If you think that you understand the scriptures, in such a way that your understanding does not build up the twin love of God and neighbor, then you have not understood them... If on the other hand you interpret the scripture in ways that are helpful for building up this love of God and neighbor, but have not said what the original author actually intended, then your mistake is not damaging, and you cannot be accused of lying.
In other words, an interpretation that tears down loving relationships is always inferior to one that builds up the love of God and neighbor, even if it is not the “correct” interpretation or the author’s original intent.
Jesus shows himself at work in this, for he is the both the only completely correct interpretation of Scripture, and in a very real sense its author, since he is the living Word of God. The Spirit of the Lord is upon him, and he is there — and here, and everywhere, at all times and in all places — to preach good news, of release from captivity, of freedom and favor — to build up in love, not to tear down in condemnation. For as the evangelist John would later say, “God did not send his Son into the world to condemn the world, but that the world might be saved.” It is about building up.

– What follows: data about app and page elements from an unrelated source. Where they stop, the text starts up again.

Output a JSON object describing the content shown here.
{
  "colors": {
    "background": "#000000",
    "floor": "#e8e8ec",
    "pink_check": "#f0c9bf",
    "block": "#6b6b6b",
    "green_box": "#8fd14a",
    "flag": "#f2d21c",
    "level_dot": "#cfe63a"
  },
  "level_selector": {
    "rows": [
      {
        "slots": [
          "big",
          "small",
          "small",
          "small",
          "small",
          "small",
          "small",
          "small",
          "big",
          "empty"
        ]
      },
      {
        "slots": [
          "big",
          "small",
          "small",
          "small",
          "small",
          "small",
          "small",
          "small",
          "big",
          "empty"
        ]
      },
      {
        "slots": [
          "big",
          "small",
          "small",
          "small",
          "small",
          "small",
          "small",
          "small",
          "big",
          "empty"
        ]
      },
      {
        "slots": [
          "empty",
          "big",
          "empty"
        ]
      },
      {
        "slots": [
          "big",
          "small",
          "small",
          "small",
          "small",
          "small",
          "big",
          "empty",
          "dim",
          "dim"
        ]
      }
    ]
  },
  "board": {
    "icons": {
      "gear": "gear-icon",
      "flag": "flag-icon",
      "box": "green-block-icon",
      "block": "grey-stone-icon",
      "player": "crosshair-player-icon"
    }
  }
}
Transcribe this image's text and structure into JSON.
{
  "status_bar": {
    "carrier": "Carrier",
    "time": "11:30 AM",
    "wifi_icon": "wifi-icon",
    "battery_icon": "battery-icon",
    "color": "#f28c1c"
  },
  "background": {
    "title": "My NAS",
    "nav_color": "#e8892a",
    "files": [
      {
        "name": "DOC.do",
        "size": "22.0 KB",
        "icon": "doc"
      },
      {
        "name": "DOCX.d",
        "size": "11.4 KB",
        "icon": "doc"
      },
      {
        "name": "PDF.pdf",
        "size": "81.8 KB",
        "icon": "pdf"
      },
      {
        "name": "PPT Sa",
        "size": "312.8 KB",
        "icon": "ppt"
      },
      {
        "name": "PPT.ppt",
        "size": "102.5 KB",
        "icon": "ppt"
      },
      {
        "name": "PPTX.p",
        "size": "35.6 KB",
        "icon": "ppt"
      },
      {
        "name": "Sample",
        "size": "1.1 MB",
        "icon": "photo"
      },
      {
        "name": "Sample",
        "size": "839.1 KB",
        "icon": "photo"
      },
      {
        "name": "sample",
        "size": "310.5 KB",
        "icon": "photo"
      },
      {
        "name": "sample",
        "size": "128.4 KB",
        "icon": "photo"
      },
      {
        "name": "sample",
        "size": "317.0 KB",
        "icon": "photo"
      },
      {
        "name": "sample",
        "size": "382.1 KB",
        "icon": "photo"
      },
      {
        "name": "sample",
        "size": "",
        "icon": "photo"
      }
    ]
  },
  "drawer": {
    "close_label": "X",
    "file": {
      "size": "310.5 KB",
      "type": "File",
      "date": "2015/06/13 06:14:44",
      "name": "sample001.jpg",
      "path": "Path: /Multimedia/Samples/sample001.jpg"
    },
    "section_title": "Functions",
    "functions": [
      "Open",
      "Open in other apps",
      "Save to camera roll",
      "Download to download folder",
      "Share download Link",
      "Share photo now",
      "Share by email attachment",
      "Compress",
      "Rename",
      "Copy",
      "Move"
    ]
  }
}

True preaching of the gospel will always point us back to those eternal truths: that Jesus is the Son of God, the word spoken through the prophets, the Word of God made flesh, fulfilled in every gracious moment, and all for the love of God. May all of our preaching and teaching and learning and hearing keep us ever mindful of that eternal Word.+